I have been an avid journaler since I was in high school. Nearly every day I write about what is going on in my life. My stack of old journals is a priceless chronicle of my personal experiences. Thumbing through any of them at random allows myself easy access to memories long-forgotten. However, there is a more benefit that these journals provide: access to past mindsets.
I recently read through my journal from the most difficult period of my life, when my life completely fell apart. In the span of two years, I found out that I was going to be a parent, I got married, I quit my dream career, things went south in my personal life, I drained all of my savings, I got divorced and I ended up living in my parents’ house because I had nowhere else to go. This period of time was fraught with turmoil in every direction externally, but also within my own mind.
As I read through my journal from this time, I see now that “past Brandon” always thought he was doing the wrong thing. I blamed myself for everything that went wrong. Every day, I beat myself up for not doing enough, for not being able to fix every problem, for not being good enough. I look back at those experiences now and see them for what they are: someone trying to do his best. Everyone in my life was trying to do their best. We all just had insufficient tools to handle what we were experiencing.
At this stage of my life, when I read my former thoughts, I feel a lot of empathy for the young man going through all of that strife. I just want to help him by rewriting his story. In my mind, I have undergone the process of rewriting my story of what happened, injecting empathy for myself and everyone involved in these experiences. No longer was I the put upon martyr or the failure who could not work hard enough to fix everything, but now I see myself for someone who genuinely tried, showed a great deal of strength and fortitude in difficult times, and came out of it all a wiser person.

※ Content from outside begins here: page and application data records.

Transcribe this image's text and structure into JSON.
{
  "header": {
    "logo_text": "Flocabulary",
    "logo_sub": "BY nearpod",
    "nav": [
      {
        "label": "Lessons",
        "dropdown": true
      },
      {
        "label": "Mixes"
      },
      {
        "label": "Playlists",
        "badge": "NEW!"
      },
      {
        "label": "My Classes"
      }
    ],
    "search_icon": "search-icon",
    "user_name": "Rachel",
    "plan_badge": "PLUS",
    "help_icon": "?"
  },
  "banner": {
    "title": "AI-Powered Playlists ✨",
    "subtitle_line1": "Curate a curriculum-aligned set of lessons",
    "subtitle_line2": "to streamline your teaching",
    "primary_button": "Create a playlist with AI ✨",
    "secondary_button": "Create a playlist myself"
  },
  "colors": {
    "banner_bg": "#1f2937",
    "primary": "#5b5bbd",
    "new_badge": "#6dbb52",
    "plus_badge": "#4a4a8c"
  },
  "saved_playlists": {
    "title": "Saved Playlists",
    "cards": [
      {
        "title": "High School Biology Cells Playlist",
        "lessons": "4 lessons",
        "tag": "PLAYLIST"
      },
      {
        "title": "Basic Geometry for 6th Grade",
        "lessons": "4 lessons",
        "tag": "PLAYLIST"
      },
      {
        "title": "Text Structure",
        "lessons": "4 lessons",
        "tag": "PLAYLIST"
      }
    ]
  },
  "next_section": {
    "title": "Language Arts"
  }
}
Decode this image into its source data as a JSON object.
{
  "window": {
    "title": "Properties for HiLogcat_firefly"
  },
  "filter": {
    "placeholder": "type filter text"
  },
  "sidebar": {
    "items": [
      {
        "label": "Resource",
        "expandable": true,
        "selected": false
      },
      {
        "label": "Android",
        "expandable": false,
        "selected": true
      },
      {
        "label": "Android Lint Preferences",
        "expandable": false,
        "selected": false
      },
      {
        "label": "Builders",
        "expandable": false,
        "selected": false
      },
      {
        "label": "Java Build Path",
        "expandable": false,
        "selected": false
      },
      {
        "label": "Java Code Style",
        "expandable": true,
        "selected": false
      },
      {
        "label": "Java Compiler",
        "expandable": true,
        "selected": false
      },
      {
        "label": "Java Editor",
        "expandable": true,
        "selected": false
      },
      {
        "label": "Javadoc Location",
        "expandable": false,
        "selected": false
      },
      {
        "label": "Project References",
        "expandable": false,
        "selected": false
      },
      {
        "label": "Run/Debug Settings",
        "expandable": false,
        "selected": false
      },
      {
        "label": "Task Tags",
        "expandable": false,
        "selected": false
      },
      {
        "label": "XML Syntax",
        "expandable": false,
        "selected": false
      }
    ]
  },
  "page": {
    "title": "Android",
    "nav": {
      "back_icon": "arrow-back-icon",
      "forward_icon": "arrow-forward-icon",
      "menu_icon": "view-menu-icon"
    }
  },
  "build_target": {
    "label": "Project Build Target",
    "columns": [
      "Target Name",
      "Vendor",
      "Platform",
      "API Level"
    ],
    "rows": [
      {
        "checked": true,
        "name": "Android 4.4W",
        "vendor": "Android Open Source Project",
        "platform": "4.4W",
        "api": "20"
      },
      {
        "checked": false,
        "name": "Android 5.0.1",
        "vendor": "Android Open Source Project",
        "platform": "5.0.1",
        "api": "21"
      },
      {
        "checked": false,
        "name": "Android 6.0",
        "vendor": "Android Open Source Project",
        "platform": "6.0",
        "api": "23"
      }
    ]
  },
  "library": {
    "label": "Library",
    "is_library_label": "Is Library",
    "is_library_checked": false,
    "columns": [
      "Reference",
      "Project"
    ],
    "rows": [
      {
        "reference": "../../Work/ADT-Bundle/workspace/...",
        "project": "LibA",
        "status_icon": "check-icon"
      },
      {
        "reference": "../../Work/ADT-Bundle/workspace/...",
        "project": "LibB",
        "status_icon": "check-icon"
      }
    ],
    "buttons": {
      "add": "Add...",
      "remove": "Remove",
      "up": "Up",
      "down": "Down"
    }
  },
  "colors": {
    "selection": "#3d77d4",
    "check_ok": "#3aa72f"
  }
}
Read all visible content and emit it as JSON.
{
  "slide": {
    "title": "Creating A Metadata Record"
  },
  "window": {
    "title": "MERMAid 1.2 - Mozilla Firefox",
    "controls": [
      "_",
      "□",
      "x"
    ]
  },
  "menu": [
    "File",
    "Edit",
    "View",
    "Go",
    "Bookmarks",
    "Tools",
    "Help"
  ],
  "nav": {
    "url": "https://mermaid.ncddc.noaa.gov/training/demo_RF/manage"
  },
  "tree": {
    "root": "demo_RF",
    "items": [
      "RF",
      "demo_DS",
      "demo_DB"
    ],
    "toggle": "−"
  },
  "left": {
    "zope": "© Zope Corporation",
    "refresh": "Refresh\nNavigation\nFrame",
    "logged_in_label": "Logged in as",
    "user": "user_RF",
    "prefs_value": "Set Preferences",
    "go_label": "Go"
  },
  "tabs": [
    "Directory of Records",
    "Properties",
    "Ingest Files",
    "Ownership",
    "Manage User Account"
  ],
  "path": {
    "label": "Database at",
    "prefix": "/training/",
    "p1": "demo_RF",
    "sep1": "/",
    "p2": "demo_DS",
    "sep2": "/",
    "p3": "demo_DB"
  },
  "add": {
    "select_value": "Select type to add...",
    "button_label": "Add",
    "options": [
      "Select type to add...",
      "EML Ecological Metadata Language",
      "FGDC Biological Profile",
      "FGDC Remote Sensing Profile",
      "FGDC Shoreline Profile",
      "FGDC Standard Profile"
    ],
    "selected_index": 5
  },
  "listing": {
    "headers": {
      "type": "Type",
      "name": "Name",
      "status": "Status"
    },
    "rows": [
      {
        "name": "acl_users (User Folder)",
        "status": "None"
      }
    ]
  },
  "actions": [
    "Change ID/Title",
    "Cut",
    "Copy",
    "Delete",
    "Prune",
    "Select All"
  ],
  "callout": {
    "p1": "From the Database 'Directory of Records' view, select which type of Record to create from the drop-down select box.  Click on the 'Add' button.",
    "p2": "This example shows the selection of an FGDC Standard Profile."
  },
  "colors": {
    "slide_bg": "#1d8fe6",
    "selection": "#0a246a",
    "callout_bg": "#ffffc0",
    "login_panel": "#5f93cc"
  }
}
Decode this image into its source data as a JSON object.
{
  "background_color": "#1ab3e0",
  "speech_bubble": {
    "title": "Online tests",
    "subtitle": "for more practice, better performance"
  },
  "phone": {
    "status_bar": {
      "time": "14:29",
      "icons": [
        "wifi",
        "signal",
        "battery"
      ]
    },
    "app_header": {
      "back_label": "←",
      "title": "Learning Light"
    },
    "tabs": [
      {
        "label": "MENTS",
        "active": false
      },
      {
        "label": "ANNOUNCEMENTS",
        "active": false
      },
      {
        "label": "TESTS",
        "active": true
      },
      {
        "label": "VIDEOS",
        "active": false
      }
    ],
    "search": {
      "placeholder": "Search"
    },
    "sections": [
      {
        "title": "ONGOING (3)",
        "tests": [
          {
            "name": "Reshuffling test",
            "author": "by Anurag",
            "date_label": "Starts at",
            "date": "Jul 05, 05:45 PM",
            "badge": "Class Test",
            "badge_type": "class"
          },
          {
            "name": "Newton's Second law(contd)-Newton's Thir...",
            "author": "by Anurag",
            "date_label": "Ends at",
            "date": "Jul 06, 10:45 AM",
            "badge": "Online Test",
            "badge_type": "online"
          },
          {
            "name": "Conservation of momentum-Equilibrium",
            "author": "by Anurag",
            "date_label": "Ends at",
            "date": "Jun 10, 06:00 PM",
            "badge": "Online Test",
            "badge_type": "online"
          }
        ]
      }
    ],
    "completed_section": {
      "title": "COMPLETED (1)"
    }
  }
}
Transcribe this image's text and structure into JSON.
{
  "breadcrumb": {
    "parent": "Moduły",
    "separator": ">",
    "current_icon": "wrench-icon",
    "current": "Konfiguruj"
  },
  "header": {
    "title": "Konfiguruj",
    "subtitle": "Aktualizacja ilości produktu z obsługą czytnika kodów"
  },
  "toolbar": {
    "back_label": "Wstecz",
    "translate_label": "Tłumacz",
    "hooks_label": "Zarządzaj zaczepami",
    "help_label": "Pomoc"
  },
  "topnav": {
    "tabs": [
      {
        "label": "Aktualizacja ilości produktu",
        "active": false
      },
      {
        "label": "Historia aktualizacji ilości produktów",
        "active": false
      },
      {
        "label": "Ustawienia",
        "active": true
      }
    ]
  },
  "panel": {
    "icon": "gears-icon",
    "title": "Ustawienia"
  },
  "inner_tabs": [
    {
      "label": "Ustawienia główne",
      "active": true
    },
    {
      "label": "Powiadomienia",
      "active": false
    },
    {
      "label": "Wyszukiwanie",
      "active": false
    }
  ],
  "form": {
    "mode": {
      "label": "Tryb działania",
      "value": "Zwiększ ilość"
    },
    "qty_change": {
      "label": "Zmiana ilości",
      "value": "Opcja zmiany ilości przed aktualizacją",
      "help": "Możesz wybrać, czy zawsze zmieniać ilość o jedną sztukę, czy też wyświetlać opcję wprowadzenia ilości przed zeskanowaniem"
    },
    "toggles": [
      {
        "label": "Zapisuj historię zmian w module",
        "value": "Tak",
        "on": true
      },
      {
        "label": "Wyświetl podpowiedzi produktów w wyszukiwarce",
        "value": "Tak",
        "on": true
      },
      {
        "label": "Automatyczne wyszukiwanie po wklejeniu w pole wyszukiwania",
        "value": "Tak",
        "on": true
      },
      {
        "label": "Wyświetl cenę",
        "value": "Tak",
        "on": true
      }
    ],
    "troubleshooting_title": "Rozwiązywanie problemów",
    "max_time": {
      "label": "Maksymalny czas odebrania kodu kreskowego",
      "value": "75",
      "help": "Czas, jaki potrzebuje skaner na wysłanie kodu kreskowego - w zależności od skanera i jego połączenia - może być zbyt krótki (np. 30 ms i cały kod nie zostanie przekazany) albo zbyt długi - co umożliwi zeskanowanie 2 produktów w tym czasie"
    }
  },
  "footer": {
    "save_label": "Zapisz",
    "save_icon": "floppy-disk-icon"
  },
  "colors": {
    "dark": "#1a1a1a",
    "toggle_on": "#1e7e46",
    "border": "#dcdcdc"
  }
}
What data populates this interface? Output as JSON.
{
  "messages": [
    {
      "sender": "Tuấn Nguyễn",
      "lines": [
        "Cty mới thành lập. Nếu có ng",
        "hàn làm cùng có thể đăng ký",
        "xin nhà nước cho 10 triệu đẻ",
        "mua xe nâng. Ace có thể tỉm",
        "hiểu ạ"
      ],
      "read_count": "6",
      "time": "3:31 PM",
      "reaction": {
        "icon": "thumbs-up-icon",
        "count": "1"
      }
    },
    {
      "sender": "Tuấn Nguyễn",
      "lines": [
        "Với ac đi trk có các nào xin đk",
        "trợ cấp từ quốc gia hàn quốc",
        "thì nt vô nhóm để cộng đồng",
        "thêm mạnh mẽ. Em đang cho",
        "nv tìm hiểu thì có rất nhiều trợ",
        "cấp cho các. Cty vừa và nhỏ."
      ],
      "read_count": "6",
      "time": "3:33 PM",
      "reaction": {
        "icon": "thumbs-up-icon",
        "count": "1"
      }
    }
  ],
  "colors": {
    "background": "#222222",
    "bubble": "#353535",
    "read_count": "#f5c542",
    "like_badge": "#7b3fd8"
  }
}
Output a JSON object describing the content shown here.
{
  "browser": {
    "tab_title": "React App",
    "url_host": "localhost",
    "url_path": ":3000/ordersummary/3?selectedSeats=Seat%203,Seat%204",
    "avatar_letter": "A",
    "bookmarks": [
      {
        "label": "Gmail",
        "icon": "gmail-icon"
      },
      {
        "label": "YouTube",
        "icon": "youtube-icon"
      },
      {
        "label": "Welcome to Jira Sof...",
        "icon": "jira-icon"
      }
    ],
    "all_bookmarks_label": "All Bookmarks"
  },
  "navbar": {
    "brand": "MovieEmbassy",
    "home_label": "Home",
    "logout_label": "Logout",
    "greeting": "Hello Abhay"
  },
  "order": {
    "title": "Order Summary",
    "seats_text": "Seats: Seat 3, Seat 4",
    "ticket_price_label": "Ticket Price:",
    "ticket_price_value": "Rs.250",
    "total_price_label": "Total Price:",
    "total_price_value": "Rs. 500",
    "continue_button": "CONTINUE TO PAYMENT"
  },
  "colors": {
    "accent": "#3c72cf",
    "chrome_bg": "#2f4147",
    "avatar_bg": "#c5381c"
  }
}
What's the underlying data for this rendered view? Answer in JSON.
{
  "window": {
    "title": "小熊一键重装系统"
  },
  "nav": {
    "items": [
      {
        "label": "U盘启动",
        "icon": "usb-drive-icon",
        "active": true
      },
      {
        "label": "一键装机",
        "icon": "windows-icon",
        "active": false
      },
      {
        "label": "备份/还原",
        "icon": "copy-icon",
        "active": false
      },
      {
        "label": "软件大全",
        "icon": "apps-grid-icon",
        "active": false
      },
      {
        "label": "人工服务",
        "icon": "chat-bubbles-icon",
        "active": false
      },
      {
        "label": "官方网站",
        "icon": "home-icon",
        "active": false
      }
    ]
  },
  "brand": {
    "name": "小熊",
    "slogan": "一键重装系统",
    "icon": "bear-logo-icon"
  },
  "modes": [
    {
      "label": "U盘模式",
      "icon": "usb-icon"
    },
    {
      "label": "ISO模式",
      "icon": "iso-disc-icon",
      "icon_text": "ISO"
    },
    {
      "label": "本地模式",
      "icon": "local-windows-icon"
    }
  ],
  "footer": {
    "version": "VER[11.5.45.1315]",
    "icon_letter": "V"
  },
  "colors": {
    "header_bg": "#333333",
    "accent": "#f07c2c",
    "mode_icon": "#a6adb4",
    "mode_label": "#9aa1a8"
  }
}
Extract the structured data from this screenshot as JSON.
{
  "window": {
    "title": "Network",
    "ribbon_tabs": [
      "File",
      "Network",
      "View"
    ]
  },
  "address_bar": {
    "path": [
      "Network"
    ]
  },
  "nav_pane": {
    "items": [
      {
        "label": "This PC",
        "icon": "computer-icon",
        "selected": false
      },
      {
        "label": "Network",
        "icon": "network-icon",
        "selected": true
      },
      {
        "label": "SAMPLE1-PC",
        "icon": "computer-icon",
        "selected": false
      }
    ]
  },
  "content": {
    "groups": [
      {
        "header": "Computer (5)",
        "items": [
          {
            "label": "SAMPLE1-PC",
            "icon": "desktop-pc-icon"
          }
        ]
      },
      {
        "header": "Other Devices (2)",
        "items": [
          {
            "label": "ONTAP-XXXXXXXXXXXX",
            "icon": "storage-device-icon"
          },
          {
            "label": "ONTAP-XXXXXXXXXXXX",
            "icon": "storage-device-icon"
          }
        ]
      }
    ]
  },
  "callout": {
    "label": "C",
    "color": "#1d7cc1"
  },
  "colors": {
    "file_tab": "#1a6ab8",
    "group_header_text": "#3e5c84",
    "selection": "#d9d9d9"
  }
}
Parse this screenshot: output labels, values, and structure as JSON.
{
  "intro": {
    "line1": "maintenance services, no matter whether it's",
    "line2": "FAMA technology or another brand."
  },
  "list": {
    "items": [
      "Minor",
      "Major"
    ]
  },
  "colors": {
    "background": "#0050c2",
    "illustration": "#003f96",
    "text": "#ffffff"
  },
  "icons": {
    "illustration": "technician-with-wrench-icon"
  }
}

When we look at our stories with some distance in time or personal detachment, we have the ability to glean new insight in the positive elements that exist in our stories. I am grateful for my journals because I feel a greater degree of self-empathy and I have a better sense of how far I’ve come.